*** Opening Data for this exercise ***

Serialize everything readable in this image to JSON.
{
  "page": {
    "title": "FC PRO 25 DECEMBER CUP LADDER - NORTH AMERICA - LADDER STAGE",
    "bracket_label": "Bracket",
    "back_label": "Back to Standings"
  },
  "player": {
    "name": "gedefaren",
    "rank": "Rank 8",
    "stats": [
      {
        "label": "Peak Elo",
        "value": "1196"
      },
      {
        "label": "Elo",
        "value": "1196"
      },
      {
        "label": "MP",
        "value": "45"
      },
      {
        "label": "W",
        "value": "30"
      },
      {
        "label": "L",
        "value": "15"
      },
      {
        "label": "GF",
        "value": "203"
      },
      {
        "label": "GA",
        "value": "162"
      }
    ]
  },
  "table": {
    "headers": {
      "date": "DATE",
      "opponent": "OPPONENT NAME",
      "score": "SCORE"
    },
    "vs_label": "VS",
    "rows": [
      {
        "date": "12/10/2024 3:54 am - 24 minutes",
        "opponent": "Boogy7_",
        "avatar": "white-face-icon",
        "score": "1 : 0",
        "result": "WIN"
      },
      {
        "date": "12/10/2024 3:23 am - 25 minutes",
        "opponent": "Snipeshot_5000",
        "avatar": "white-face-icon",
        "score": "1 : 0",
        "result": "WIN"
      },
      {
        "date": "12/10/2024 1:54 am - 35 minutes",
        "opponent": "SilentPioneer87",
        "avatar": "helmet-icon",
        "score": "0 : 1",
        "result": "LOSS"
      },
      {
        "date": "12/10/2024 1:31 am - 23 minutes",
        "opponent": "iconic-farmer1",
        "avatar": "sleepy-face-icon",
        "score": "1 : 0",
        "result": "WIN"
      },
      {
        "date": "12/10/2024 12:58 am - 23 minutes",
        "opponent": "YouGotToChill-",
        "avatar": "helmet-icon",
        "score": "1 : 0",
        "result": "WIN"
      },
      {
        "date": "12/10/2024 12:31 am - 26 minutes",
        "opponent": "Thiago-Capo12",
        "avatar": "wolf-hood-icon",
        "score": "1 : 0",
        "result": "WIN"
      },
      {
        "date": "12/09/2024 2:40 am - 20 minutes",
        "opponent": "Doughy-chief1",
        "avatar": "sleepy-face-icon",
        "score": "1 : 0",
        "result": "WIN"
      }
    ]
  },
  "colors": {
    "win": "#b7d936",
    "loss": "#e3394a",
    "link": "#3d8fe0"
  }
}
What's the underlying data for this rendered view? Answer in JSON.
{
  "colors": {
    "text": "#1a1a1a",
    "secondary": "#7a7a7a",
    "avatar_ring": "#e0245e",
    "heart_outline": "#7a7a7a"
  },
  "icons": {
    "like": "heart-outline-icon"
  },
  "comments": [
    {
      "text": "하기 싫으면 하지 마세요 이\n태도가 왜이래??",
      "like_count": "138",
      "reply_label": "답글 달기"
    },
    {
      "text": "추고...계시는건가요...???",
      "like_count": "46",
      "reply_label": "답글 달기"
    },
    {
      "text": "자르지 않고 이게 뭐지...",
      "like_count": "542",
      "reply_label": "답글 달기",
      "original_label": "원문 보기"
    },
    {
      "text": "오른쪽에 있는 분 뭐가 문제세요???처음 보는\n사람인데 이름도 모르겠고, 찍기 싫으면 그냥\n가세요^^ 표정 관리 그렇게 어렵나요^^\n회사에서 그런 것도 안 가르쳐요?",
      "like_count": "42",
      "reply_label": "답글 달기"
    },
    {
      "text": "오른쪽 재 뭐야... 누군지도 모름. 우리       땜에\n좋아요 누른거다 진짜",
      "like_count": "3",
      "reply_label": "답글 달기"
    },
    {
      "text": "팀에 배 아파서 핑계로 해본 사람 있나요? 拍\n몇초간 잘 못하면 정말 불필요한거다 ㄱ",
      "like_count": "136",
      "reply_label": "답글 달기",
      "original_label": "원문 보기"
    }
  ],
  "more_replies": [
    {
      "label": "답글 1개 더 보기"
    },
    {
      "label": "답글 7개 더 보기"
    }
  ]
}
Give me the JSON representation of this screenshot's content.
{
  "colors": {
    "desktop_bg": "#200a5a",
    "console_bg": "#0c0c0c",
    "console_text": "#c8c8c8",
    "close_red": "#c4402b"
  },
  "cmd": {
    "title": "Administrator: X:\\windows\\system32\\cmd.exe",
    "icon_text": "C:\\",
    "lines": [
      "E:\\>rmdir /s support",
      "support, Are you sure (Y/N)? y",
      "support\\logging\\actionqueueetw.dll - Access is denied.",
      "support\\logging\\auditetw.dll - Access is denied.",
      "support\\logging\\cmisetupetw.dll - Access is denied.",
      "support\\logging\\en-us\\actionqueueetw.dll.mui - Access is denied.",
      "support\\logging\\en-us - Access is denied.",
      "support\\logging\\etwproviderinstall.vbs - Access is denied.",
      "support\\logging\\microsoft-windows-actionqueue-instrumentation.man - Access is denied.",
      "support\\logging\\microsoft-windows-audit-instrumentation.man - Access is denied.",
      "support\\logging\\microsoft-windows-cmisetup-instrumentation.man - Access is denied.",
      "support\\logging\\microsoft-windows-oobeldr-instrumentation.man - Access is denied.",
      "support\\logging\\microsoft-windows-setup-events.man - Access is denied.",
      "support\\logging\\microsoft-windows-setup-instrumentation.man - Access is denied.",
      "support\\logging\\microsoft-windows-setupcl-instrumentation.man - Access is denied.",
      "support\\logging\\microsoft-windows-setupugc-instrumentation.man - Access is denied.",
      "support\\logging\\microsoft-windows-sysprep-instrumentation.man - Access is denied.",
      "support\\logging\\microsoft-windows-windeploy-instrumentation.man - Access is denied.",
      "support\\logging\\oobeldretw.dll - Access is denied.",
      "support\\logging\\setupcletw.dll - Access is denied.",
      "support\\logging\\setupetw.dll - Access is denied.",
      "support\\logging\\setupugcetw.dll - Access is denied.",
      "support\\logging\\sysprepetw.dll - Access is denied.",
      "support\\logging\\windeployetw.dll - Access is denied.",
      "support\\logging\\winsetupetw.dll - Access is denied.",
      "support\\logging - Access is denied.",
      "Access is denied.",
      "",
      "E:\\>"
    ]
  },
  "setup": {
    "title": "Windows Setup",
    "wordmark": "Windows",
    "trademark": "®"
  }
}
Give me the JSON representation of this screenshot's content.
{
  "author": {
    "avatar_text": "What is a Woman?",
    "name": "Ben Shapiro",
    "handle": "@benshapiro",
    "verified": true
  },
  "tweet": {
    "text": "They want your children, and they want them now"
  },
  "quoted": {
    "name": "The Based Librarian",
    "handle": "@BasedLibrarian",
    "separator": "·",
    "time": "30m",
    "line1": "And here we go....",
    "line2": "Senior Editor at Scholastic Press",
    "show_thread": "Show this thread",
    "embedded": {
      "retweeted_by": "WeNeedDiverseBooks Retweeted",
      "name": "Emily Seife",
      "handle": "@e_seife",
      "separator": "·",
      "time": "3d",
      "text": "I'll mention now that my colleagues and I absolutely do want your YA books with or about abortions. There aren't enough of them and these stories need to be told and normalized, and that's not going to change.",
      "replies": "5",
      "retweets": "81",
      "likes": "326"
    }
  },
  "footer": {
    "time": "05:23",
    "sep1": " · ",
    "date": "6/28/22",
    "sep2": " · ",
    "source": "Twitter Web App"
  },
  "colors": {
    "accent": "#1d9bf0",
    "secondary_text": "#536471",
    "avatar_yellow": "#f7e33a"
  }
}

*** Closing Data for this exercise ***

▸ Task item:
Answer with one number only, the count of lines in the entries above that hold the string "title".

▸ Written response:
3